Problem: For the entries that follow, produce an exact copy with no pictures in it.

---- Records to process

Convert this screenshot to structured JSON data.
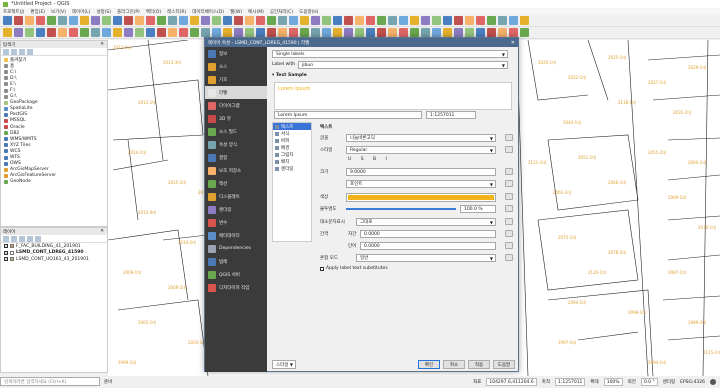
{
  "window": {
    "title": "*Untitled Project - QGIS"
  },
  "menu": [
    "프로젝트(J)",
    "편집(E)",
    "보기(V)",
    "레이어(L)",
    "설정(S)",
    "플러그인(P)",
    "벡터(O)",
    "래스터(R)",
    "데이터베이스(D)",
    "웹(W)",
    "메시(M)",
    "공간처리(C)",
    "도움말(H)"
  ],
  "browser": {
    "title": "탐색기",
    "items": [
      "즐겨찾기",
      "홈",
      "C:\\",
      "D:\\",
      "E:\\",
      "F:\\",
      "G:\\",
      "GeoPackage",
      "SpatiaLite",
      "PostGIS",
      "MSSQL",
      "Oracle",
      "DB2",
      "WMS/WMTS",
      "XYZ Tiles",
      "WCS",
      "WFS",
      "OWS",
      "ArcGisMapServer",
      "ArcGisFeatureServer",
      "GeoNode"
    ]
  },
  "layers": {
    "title": "레이어",
    "items": [
      "F_FAC_BUILDING_41_201901",
      "LSMD_CONT_LDREG_41590",
      "LSMD_CONT_UQ161_43_201901"
    ],
    "colors": [
      "#c9a068",
      "#ffffff",
      "#9bc27d"
    ]
  },
  "search": {
    "placeholder": "검색하려면 입력하세요 (Ctrl+K)"
  },
  "status": {
    "ready": "준비",
    "coord_label": "좌표",
    "coord": "104297.6,411204.6",
    "scale_label": "축척",
    "scale": "1:1257011",
    "mag_label": "확대",
    "mag": "100%",
    "rot_label": "회전",
    "rot": "0.0 °",
    "render": "렌더링",
    "crs": "EPSG:4326"
  },
  "dialog": {
    "title": "레이어 속성 - LSMD_CONT_LDREG_41590 | 라벨",
    "sidebar": [
      "정보",
      "소스",
      "기호",
      "라벨",
      "다이어그램",
      "3D 뷰",
      "소스 필드",
      "속성 양식",
      "결합",
      "보조 저장소",
      "액션",
      "디스플레이",
      "렌더링",
      "변수",
      "메타데이터",
      "Dependencies",
      "범례",
      "QGIS 서버",
      "디지타이저 작업"
    ],
    "active_index": 3,
    "mode": "Single labels",
    "label_with_label": "Label with",
    "label_with_value": "jibun",
    "text_sample_header": "Text Sample",
    "sample_text": "Lorem Ipsum",
    "preview_input": "Lorem Ipsum",
    "preview_scale": "1:1257011",
    "subnav": [
      "텍스트",
      "서식",
      "버퍼",
      "배경",
      "그림자",
      "배치",
      "렌더링"
    ],
    "section_title": "텍스트",
    "font_label": "글꼴",
    "font_value": "나눔바른고딕",
    "style_label": "스타일",
    "style_value": "Regular",
    "size_label": "크기",
    "size_value": "9.0000",
    "unit_value": "포인트",
    "color_label": "색상",
    "text_color": "#f2b21a",
    "opacity_label": "불투명도",
    "opacity_value": "100.0 %",
    "case_label": "대소문자표시",
    "case_value": "그대로",
    "spacing_label": "간격",
    "letter_label": "자간",
    "letter_value": "0.0000",
    "word_label": "단어",
    "word_value": "0.0000",
    "blend_label": "혼합 모드",
    "blend_value": "일반",
    "substitutes_label": "Apply label text substitutes",
    "style_menu": "스타일",
    "buttons": [
      "확인",
      "취소",
      "적용",
      "도움말"
    ]
  },
  "map_labels": [
    "2013-1대",
    "2013-3대",
    "2012-1대",
    "2012-2대",
    "2014-1대",
    "2015-2대",
    "2016-1대",
    "2020-1대",
    "2022-1대",
    "2025-1대",
    "2027-1대",
    "2029-1대",
    "2031-2대",
    "2040-1대",
    "2051-1대",
    "2055-2대",
    "2060-1대",
    "2061-1대",
    "2066-1대",
    "2069-1대",
    "2070-1대",
    "2075-1대",
    "2078-2대",
    "2087-1대",
    "2094-1대",
    "2098-1대",
    "2012-4대",
    "2010-2대",
    "2009-1대",
    "2008-2대",
    "2005-1대",
    "2003-1대",
    "1999-2대",
    "1997-1대",
    "1994-1대",
    "1989-2대",
    "2115-1대",
    "2118-1대",
    "2120-1대",
    "2121-1대"
  ]
}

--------

Answer area:
Convert this screenshot to structured JSON data.
{
  "window": {
    "title": "*Untitled Project - QGIS"
  },
  "menu": [
    "프로젝트(J)",
    "편집(E)",
    "보기(V)",
    "레이어(L)",
    "설정(S)",
    "플러그인(P)",
    "벡터(O)",
    "래스터(R)",
    "데이터베이스(D)",
    "웹(W)",
    "메시(M)",
    "공간처리(C)",
    "도움말(H)"
  ],
  "browser": {
    "title": "탐색기",
    "items": [
      "즐겨찾기",
      "홈",
      "C:\\",
      "D:\\",
      "E:\\",
      "F:\\",
      "G:\\",
      "GeoPackage",
      "SpatiaLite",
      "PostGIS",
      "MSSQL",
      "Oracle",
      "DB2",
      "WMS/WMTS",
      "XYZ Tiles",
      "WCS",
      "WFS",
      "OWS",
      "ArcGisMapServer",
      "ArcGisFeatureServer",
      "GeoNode"
    ]
  },
  "layers": {
    "title": "레이어",
    "items": [
      "F_FAC_BUILDING_41_201901",
      "LSMD_CONT_LDREG_41590",
      "LSMD_CONT_UQ161_43_201901"
    ],
    "colors": [
      "#c9a068",
      "#ffffff",
      "#9bc27d"
    ]
  },
  "search": {
    "placeholder": "검색하려면 입력하세요 (Ctrl+K)"
  },
  "status": {
    "ready": "준비",
    "coord_label": "좌표",
    "coord": "104297.6,411204.6",
    "scale_label": "축척",
    "scale": "1:1257011",
    "mag_label": "확대",
    "mag": "100%",
    "rot_label": "회전",
    "rot": "0.0 °",
    "render": "렌더링",
    "crs": "EPSG:4326"
  },
  "dialog": {
    "title": "레이어 속성 - LSMD_CONT_LDREG_41590 | 라벨",
    "sidebar": [
      "정보",
      "소스",
      "기호",
      "라벨",
      "다이어그램",
      "3D 뷰",
      "소스 필드",
      "속성 양식",
      "결합",
      "보조 저장소",
      "액션",
      "디스플레이",
      "렌더링",
      "변수",
      "메타데이터",
      "Dependencies",
      "범례",
      "QGIS 서버",
      "디지타이저 작업"
    ],
    "active_index": 3,
    "mode": "Single labels",
    "label_with_label": "Label with",
    "label_with_value": "jibun",
    "text_sample_header": "Text Sample",
    "sample_text": "Lorem Ipsum",
    "preview_input": "Lorem Ipsum",
    "preview_scale": "1:1257011",
    "subnav": [
      "텍스트",
      "서식",
      "버퍼",
      "배경",
      "그림자",
      "배치",
      "렌더링"
    ],
    "section_title": "텍스트",
    "font_label": "글꼴",
    "font_value": "나눔바른고딕",
    "style_label": "스타일",
    "style_value": "Regular",
    "size_label": "크기",
    "size_value": "9.0000",
    "unit_value": "포인트",
    "color_label": "색상",
    "text_color": "#f2b21a",
    "opacity_label": "불투명도",
    "opacity_value": "100.0 %",
    "case_label": "대소문자표시",
    "case_value": "그대로",
    "spacing_label": "간격",
    "letter_label": "자간",
    "letter_value": "0.0000",
    "word_label": "단어",
    "word_value": "0.0000",
    "blend_label": "혼합 모드",
    "blend_value": "일반",
    "substitutes_label": "Apply label text substitutes",
    "style_menu": "스타일",
    "buttons": [
      "확인",
      "취소",
      "적용",
      "도움말"
    ]
  },
  "map_labels": [
    "2013-1대",
    "2013-3대",
    "2012-1대",
    "2012-2대",
    "2014-1대",
    "2015-2대",
    "2016-1대",
    "2020-1대",
    "2022-1대",
    "2025-1대",
    "2027-1대",
    "2029-1대",
    "2031-2대",
    "2040-1대",
    "2051-1대",
    "2055-2대",
    "2060-1대",
    "2061-1대",
    "2066-1대",
    "2069-1대",
    "2070-1대",
    "2075-1대",
    "2078-2대",
    "2087-1대",
    "2094-1대",
    "2098-1대",
    "2012-4대",
    "2010-2대",
    "2009-1대",
    "2008-2대",
    "2005-1대",
    "2003-1대",
    "1999-2대",
    "1997-1대",
    "1994-1대",
    "1989-2대",
    "2115-1대",
    "2118-1대",
    "2120-1대",
    "2121-1대"
  ]
}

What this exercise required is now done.